Repeat every entry below exactly as given.

※ ※ ※

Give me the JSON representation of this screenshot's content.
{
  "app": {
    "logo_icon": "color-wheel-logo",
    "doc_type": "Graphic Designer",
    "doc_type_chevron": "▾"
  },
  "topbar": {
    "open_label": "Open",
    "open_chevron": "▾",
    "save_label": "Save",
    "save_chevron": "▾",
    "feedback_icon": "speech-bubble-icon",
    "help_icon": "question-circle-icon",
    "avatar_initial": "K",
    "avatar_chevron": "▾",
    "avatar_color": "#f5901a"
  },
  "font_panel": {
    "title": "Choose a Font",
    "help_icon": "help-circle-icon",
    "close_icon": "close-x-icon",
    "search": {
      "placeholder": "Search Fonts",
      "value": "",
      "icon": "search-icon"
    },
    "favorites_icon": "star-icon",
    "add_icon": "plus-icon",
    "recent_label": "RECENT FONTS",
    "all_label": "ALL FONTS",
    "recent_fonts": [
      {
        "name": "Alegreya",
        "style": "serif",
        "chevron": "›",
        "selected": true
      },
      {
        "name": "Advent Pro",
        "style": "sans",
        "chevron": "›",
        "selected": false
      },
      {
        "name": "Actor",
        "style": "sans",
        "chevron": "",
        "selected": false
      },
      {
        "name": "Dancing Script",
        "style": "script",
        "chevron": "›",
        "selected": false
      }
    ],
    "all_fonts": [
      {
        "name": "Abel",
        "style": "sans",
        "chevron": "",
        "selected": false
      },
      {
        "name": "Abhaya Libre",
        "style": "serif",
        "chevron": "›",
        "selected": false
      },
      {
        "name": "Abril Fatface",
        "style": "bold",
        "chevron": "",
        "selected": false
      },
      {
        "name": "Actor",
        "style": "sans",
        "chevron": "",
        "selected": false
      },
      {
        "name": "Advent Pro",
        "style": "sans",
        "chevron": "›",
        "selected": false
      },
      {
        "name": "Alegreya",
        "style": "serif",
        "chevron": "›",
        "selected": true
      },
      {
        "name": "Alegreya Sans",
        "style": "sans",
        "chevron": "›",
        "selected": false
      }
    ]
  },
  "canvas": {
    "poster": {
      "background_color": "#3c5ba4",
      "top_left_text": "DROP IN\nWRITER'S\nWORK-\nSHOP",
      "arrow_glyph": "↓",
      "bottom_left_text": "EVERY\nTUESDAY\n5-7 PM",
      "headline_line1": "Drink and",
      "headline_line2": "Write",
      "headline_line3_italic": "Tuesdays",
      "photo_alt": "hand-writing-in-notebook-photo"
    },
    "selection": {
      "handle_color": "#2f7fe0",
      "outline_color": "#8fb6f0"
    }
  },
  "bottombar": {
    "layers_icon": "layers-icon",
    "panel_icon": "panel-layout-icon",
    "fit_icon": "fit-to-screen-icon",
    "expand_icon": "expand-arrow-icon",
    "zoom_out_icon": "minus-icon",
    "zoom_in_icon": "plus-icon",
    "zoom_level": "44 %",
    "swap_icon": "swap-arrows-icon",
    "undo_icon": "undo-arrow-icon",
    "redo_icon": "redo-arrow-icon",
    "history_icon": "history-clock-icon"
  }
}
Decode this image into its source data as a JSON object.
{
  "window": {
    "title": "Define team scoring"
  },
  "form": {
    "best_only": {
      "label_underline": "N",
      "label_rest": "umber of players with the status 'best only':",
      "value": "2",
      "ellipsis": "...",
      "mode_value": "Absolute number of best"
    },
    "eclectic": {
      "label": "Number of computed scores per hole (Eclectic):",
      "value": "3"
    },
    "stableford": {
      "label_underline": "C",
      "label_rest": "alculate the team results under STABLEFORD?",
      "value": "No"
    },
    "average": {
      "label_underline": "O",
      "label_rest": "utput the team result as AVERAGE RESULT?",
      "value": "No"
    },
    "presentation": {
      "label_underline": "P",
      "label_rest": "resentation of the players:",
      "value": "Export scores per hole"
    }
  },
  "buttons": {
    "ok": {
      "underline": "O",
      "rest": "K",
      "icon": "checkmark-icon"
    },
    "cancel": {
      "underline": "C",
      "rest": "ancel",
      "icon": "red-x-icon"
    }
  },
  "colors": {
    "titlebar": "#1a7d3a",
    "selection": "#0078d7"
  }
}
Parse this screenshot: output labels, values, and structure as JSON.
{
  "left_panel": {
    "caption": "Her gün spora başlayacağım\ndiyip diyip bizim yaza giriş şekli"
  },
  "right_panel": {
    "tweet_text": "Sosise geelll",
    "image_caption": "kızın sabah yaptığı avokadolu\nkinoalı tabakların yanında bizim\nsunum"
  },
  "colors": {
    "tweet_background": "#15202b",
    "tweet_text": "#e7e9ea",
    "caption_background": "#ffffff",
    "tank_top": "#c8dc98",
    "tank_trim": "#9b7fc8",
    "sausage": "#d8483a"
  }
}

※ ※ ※

PROBLEM SOLUTION:
Give me the JSON representation of this screenshot's content.
{
  "app": {
    "logo_icon": "color-wheel-logo",
    "doc_type": "Graphic Designer",
    "doc_type_chevron": "▾"
  },
  "topbar": {
    "open_label": "Open",
    "open_chevron": "▾",
    "save_label": "Save",
    "save_chevron": "▾",
    "feedback_icon": "speech-bubble-icon",
    "help_icon": "question-circle-icon",
    "avatar_initial": "K",
    "avatar_chevron": "▾",
    "avatar_color": "#f5901a"
  },
  "font_panel": {
    "title": "Choose a Font",
    "help_icon": "help-circle-icon",
    "close_icon": "close-x-icon",
    "search": {
      "placeholder": "Search Fonts",
      "value": "",
      "icon": "search-icon"
    },
    "favorites_icon": "star-icon",
    "add_icon": "plus-icon",
    "recent_label": "RECENT FONTS",
    "all_label": "ALL FONTS",
    "recent_fonts": [
      {
        "name": "Alegreya",
        "style": "serif",
        "chevron": "›",
        "selected": true
      },
      {
        "name": "Advent Pro",
        "style": "sans",
        "chevron": "›",
        "selected": false
      },
      {
        "name": "Actor",
        "style": "sans",
        "chevron": "",
        "selected": false
      },
      {
        "name": "Dancing Script",
        "style": "script",
        "chevron": "›",
        "selected": false
      }
    ],
    "all_fonts": [
      {
        "name": "Abel",
        "style": "sans",
        "chevron": "",
        "selected": false
      },
      {
        "name": "Abhaya Libre",
        "style": "serif",
        "chevron": "›",
        "selected": false
      },
      {
        "name": "Abril Fatface",
        "style": "bold",
        "chevron": "",
        "selected": false
      },
      {
        "name": "Actor",
        "style": "sans",
        "chevron": "",
        "selected": false
      },
      {
        "name": "Advent Pro",
        "style": "sans",
        "chevron": "›",
        "selected": false
      },
      {
        "name": "Alegreya",
        "style": "serif",
        "chevron": "›",
        "selected": true
      },
      {
        "name": "Alegreya Sans",
        "style": "sans",
        "chevron": "›",
        "selected": false
      }
    ]
  },
  "canvas": {
    "poster": {
      "background_color": "#3c5ba4",
      "top_left_text": "DROP IN\nWRITER'S\nWORK-\nSHOP",
      "arrow_glyph": "↓",
      "bottom_left_text": "EVERY\nTUESDAY\n5-7 PM",
      "headline_line1": "Drink and",
      "headline_line2": "Write",
      "headline_line3_italic": "Tuesdays",
      "photo_alt": "hand-writing-in-notebook-photo"
    },
    "selection": {
      "handle_color": "#2f7fe0",
      "outline_color": "#8fb6f0"
    }
  },
  "bottombar": {
    "layers_icon": "layers-icon",
    "panel_icon": "panel-layout-icon",
    "fit_icon": "fit-to-screen-icon",
    "expand_icon": "expand-arrow-icon",
    "zoom_out_icon": "minus-icon",
    "zoom_in_icon": "plus-icon",
    "zoom_level": "44 %",
    "swap_icon": "swap-arrows-icon",
    "undo_icon": "undo-arrow-icon",
    "redo_icon": "redo-arrow-icon",
    "history_icon": "history-clock-icon"
  }
}
Decode this image into its source data as a JSON object.
{
  "window": {
    "title": "Define team scoring"
  },
  "form": {
    "best_only": {
      "label_underline": "N",
      "label_rest": "umber of players with the status 'best only':",
      "value": "2",
      "ellipsis": "...",
      "mode_value": "Absolute number of best"
    },
    "eclectic": {
      "label": "Number of computed scores per hole (Eclectic):",
      "value": "3"
    },
    "stableford": {
      "label_underline": "C",
      "label_rest": "alculate the team results under STABLEFORD?",
      "value": "No"
    },
    "average": {
      "label_underline": "O",
      "label_rest": "utput the team result as AVERAGE RESULT?",
      "value": "No"
    },
    "presentation": {
      "label_underline": "P",
      "label_rest": "resentation of the players:",
      "value": "Export scores per hole"
    }
  },
  "buttons": {
    "ok": {
      "underline": "O",
      "rest": "K",
      "icon": "checkmark-icon"
    },
    "cancel": {
      "underline": "C",
      "rest": "ancel",
      "icon": "red-x-icon"
    }
  },
  "colors": {
    "titlebar": "#1a7d3a",
    "selection": "#0078d7"
  }
}
Parse this screenshot: output labels, values, and structure as JSON.
{
  "left_panel": {
    "caption": "Her gün spora başlayacağım\ndiyip diyip bizim yaza giriş şekli"
  },
  "right_panel": {
    "tweet_text": "Sosise geelll",
    "image_caption": "kızın sabah yaptığı avokadolu\nkinoalı tabakların yanında bizim\nsunum"
  },
  "colors": {
    "tweet_background": "#15202b",
    "tweet_text": "#e7e9ea",
    "caption_background": "#ffffff",
    "tank_top": "#c8dc98",
    "tank_trim": "#9b7fc8",
    "sausage": "#d8483a"
  }
}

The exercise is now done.